***** Material shown
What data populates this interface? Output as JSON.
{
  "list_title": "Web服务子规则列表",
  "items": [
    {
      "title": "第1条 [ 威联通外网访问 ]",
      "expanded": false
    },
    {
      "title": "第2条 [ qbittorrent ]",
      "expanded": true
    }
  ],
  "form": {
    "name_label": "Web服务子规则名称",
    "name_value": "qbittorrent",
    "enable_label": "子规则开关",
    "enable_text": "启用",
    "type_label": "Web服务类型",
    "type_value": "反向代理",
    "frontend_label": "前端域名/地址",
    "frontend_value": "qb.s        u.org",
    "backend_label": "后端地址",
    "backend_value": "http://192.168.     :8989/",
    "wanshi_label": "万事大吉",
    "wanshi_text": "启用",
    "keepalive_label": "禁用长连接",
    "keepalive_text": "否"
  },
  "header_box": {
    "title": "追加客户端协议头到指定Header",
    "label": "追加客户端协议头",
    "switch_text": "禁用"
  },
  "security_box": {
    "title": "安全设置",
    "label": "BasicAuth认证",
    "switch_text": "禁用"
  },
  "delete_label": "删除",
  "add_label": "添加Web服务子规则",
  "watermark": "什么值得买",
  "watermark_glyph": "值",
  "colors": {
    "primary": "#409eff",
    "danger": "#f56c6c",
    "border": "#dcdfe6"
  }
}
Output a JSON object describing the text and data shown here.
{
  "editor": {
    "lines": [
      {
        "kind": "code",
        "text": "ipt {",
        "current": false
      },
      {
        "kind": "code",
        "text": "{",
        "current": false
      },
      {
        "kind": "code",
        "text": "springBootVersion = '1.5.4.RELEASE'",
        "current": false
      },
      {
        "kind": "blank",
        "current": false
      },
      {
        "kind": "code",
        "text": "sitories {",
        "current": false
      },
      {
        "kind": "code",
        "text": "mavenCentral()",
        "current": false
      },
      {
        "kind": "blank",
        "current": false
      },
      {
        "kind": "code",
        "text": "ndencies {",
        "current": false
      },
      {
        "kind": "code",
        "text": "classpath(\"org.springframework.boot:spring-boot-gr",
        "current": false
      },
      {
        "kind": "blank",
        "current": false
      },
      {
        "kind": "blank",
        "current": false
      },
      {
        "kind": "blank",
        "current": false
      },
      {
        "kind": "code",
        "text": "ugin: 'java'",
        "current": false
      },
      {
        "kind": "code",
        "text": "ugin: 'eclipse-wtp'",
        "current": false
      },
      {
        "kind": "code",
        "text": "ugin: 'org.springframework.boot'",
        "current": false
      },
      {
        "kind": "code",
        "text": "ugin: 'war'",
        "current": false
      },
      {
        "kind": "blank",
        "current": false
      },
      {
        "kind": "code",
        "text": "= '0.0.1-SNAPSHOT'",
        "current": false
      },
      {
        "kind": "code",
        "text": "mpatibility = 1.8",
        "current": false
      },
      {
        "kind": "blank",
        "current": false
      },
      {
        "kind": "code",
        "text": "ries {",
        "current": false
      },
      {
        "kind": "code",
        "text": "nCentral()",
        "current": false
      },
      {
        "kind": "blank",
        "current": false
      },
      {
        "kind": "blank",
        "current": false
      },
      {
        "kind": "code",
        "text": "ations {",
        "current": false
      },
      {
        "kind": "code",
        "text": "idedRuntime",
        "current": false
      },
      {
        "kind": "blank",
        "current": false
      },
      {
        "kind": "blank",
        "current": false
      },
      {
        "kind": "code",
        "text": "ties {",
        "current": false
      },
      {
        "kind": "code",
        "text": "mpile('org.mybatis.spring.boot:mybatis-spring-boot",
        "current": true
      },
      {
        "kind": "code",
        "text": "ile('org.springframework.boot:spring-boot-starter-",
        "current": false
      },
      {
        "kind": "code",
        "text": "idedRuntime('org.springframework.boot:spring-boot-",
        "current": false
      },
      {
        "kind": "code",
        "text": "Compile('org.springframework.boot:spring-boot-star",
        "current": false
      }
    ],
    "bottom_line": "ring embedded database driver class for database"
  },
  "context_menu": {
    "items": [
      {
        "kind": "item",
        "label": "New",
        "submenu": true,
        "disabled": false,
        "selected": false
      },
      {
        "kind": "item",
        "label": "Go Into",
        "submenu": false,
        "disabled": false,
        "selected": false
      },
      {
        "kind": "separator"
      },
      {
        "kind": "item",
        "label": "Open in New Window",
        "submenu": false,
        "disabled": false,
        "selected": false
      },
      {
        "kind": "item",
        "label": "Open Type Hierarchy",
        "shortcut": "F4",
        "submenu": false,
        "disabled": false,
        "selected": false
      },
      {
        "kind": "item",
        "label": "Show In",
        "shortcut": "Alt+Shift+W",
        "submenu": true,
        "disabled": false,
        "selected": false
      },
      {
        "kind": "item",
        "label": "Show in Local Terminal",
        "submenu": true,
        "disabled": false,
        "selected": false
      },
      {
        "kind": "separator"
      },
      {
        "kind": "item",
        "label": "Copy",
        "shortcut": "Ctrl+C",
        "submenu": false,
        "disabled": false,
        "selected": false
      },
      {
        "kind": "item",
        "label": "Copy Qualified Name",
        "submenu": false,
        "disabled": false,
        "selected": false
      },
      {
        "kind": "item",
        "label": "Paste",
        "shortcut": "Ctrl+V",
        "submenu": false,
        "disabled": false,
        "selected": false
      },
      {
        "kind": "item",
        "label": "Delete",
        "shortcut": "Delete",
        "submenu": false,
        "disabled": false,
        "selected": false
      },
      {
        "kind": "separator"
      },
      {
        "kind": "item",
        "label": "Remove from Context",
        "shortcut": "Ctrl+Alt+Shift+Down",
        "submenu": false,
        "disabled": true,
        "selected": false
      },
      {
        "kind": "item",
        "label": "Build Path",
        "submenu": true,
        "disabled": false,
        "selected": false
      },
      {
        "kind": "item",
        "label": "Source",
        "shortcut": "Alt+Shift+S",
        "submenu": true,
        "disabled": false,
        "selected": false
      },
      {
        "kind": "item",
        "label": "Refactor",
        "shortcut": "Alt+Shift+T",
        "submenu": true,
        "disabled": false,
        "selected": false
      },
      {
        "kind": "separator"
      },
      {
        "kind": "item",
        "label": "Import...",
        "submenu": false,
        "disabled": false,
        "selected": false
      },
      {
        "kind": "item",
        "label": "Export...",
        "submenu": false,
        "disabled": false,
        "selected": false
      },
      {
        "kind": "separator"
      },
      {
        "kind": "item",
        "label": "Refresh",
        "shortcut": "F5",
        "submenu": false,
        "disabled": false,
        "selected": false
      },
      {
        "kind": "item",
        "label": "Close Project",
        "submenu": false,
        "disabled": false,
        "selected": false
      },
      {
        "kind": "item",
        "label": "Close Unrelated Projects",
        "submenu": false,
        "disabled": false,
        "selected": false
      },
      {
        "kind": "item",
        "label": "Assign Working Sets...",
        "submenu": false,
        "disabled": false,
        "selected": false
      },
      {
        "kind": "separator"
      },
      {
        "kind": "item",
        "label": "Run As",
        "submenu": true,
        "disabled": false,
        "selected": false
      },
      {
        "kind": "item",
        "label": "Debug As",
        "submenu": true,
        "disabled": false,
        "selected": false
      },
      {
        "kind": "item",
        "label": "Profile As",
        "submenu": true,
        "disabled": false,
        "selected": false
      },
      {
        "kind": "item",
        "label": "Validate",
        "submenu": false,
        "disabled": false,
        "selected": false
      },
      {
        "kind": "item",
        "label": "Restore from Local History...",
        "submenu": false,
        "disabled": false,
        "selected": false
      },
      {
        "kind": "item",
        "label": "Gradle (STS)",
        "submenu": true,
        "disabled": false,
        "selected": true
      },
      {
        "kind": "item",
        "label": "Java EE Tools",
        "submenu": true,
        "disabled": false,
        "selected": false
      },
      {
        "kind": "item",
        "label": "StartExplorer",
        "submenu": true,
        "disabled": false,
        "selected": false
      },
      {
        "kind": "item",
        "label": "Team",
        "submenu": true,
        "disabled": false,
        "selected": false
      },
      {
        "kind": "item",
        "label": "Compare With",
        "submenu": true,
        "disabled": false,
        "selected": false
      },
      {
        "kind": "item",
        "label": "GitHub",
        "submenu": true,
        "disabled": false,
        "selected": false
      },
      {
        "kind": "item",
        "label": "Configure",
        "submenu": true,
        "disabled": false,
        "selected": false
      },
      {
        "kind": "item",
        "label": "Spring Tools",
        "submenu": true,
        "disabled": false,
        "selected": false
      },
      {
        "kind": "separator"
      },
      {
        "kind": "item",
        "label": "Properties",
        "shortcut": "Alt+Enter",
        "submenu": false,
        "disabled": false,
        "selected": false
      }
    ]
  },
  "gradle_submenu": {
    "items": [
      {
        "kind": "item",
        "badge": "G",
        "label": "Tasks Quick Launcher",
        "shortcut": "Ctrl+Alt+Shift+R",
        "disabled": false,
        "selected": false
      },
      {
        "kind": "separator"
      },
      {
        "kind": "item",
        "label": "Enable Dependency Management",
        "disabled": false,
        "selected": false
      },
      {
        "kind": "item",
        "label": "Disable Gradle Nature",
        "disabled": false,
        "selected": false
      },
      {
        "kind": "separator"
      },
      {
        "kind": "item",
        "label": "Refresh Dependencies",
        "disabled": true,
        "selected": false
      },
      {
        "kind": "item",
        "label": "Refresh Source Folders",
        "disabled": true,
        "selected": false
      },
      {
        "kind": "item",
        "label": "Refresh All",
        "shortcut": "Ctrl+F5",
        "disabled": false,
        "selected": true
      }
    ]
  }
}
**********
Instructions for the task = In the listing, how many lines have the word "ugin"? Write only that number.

Written answer = 4